WHAT THIS TASK INVOLVES — Every line of the material that mentions the word "plan" should be copied out.

-------------------------

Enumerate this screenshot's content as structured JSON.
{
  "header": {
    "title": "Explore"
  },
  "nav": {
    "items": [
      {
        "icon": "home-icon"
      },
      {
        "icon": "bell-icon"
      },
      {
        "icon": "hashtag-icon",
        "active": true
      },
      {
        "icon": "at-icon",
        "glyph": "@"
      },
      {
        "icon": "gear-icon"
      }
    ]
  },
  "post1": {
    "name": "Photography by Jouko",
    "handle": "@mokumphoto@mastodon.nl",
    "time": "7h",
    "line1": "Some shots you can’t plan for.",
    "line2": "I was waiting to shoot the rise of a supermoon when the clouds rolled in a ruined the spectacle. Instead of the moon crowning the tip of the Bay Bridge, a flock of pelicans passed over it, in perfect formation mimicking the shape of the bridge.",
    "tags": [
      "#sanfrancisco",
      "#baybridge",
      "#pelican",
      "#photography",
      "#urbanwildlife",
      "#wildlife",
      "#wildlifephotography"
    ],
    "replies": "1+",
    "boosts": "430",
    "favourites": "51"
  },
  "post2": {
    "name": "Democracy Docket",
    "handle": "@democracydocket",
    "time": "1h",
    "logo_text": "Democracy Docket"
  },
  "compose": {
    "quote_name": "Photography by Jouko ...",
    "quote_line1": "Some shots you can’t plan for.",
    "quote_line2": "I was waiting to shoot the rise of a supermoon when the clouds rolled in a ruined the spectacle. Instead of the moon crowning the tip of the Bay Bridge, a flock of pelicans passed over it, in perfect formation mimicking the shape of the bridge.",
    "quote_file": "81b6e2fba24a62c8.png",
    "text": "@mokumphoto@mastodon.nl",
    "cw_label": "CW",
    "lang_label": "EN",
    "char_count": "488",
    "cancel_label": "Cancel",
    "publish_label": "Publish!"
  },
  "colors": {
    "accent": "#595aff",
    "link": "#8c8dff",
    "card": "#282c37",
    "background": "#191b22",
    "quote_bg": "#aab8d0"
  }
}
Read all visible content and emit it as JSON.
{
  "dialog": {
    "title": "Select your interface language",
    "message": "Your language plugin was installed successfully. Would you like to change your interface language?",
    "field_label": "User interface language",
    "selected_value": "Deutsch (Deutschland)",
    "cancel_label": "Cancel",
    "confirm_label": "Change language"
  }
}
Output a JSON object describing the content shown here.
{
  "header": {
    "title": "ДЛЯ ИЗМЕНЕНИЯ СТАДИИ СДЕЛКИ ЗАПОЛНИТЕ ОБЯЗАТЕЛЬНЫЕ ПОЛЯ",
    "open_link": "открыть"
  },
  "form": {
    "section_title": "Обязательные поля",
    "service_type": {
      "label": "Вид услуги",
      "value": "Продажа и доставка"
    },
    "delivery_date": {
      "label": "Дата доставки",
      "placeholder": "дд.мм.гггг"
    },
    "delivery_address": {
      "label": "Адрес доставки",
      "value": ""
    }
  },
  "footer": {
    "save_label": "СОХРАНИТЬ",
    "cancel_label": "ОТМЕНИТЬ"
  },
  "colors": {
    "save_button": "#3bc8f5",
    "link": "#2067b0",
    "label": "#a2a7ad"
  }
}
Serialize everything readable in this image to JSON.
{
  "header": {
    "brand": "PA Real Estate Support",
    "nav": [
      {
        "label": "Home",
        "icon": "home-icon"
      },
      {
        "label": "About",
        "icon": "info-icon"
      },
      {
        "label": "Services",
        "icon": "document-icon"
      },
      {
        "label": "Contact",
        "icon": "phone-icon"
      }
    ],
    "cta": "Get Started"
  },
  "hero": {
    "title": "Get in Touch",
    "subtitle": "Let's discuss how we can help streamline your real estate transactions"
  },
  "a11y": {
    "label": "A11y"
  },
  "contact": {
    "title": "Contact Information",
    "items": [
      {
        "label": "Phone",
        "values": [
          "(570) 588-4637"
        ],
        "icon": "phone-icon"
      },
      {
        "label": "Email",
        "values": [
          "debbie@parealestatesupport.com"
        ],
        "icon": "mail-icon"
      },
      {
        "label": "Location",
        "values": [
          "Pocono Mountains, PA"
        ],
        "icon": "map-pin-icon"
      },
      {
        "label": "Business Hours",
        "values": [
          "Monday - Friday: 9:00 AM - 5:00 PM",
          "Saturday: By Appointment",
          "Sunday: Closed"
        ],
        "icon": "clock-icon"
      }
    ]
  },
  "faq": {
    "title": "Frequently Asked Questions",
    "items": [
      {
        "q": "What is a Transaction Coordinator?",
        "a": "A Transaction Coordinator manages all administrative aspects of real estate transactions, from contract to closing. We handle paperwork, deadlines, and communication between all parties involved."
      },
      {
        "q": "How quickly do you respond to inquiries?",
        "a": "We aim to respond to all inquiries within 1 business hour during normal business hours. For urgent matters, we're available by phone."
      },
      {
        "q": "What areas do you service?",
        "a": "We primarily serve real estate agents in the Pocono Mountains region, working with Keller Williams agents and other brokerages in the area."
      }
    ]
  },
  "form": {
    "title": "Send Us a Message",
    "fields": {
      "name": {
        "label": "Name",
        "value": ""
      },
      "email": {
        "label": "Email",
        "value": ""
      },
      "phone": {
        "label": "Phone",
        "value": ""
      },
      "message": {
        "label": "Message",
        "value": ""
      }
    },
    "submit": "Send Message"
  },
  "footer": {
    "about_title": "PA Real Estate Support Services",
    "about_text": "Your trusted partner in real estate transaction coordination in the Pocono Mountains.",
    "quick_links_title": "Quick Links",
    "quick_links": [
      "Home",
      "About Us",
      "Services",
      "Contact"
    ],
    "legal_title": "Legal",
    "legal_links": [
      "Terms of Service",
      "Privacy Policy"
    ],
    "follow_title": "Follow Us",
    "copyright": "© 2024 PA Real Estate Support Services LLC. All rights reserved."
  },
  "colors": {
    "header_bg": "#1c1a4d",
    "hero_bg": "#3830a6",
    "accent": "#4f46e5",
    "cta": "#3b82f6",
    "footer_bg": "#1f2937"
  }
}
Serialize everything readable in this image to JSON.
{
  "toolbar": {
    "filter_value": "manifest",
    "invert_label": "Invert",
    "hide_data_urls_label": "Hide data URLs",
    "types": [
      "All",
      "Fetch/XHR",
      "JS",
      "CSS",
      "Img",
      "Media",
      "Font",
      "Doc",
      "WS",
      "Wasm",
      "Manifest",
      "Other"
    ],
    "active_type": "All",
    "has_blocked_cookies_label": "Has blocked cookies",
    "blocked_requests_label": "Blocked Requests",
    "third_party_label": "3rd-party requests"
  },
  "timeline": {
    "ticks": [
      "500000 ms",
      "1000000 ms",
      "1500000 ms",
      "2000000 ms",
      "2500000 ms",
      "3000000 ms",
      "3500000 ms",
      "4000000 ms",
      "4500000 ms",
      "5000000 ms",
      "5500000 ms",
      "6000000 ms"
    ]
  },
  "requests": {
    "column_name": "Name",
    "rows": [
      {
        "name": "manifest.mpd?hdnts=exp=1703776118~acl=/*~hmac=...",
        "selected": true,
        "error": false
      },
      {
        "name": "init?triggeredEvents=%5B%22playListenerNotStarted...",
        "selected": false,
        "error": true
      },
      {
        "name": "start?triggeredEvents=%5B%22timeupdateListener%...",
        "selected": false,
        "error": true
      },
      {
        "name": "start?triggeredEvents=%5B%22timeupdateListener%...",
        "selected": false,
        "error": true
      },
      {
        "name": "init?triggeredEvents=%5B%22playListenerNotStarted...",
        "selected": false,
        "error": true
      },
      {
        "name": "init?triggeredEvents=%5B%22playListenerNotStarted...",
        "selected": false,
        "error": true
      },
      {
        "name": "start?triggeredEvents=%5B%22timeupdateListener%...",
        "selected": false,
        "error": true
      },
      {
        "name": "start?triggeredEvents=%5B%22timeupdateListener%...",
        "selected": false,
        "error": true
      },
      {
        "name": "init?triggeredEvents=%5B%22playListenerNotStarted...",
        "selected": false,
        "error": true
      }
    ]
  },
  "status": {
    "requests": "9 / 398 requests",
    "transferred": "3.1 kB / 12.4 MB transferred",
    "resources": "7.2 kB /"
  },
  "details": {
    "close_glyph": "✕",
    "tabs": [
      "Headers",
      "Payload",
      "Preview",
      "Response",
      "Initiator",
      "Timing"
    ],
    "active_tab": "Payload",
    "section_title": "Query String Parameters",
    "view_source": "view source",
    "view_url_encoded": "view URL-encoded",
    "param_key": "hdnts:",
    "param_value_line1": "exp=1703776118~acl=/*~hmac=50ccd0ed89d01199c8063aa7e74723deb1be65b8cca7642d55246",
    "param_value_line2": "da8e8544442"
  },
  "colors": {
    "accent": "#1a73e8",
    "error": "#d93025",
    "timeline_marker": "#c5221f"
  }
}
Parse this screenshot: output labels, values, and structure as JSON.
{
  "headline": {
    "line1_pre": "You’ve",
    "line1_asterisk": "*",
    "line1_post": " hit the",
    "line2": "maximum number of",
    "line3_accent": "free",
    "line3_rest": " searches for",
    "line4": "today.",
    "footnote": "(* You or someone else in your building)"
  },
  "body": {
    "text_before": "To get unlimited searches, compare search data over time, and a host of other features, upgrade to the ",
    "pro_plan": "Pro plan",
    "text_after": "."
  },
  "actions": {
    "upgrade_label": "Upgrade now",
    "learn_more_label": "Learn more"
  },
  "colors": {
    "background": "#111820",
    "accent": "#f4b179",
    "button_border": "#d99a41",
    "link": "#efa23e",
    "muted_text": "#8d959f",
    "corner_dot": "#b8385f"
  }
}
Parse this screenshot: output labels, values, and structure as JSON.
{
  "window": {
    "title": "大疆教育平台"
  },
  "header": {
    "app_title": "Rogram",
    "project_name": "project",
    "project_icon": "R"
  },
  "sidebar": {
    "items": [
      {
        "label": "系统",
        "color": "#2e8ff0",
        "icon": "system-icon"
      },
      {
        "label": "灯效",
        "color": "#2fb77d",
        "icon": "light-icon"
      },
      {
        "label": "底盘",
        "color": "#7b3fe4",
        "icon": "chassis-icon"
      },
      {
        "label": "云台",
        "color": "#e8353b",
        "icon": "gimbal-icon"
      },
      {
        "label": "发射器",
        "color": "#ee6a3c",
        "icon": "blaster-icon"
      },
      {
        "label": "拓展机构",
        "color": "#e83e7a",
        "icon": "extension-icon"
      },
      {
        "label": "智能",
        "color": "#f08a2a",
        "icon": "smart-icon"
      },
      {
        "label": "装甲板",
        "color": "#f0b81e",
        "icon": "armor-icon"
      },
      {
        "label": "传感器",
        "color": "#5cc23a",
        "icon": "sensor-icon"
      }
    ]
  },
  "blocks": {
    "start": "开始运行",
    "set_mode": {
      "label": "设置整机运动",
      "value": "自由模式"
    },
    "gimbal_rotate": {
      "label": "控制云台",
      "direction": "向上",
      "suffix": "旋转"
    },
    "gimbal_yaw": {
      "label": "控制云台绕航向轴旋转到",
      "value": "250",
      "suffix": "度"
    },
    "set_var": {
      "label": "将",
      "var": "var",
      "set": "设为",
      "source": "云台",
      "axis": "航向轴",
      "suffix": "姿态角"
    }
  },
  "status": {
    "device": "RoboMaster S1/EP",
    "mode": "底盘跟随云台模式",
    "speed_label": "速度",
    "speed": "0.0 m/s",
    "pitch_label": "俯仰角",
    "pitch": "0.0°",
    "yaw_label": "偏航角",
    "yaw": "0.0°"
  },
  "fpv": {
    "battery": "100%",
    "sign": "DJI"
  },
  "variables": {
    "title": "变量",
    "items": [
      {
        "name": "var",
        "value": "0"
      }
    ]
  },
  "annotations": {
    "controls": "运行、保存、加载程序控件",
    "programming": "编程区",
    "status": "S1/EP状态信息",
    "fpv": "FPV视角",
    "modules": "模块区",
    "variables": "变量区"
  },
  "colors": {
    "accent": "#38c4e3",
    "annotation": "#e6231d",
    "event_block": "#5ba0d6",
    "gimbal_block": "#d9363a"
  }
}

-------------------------

SOLUTION —
    "line1": "Some shots you can’t plan for.",
    "quote_line1": "Some shots you can’t plan for.",
    "pro_plan": "Pro plan",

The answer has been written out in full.